“Our goal is to keep patients off the ventilator as that’s the best way to help COVID-19 patients. IL-6 can help us treat the patient before they need a ventilator. The side effect of this is that we are able to reduce the number of patients on ventilators to preserve capacity if needed in a hospital,” said Dr. Hayden. 

“Any time you can have more objective measures, such as testing with IL-6 to predict which patients are going to get worse, it is helpful. I highly encourage places that have to make rationing decisions to use markers such as IL-6 to assist them.”

Disclaimer: For Use Under the Emergency Use Authorization (EUA) Only. For In Vitro Diagnostic Use. Access IL-6 is available in the U.S. under the FDA Emergency Use Authorization program as an aid in identifying COVID-19 patients at risk of intubation with mechanical ventilation.

Liu B, Li M, Zhou Z, Guan X, Xiang Y. Can we use interleukin-6 (IL-6) blockade for coronavirus disease 2019 (COVID-19)-induced cytokine release syndrome (CRS)? Journal of Autoimmunity. 2020 Jul;111:102452. DOI: 10.1016/j.jaut.2020.102452.
ii Wang Z , Yang B , Li Q , et al . Clinical features of 69 cases with coronavirus disease 2019 in Wuhan, China. Clin Infect Dis.doi:10.1093/cid/ciaa272 Google Scholar
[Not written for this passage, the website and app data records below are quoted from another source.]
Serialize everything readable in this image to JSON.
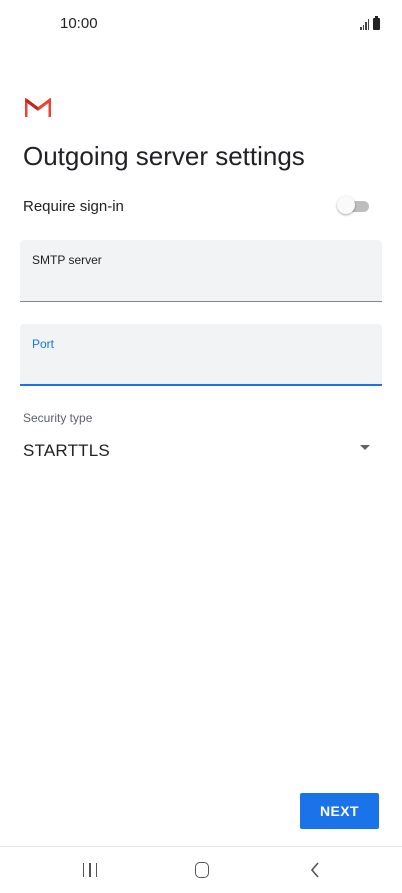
{
  "status_bar": {
    "time": "10:00",
    "signal_icon": "signal-icon",
    "battery_icon": "battery-icon"
  },
  "logo": {
    "icon": "gmail-icon",
    "colors": [
      "#ea4335",
      "#c5221f"
    ]
  },
  "page": {
    "title": "Outgoing server settings"
  },
  "require_signin": {
    "label": "Require sign-in",
    "enabled": false
  },
  "smtp_field": {
    "label": "SMTP server",
    "value": ""
  },
  "port_field": {
    "label": "Port",
    "value": "",
    "focused": true
  },
  "security": {
    "label": "Security type",
    "value": "STARTTLS"
  },
  "actions": {
    "next_label": "NEXT"
  },
  "nav_bar": {
    "recent_icon": "recent-apps-icon",
    "home_icon": "home-icon",
    "back_icon": "back-icon"
  },
  "colors": {
    "accent": "#1a73e8",
    "field_background": "#f1f3f4",
    "text": "#202124"
  }
}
iii Richardson S, Hirsch JS, Narasimhan M, et al. Presenting Characteristics, Comorbidities, and Outcomes Among 5700 Patients Hospitalized With COVID-19 in the New York City Area. JAMA. 2020;323(20):2052–2059. doi:10.1001/jama.2020.6775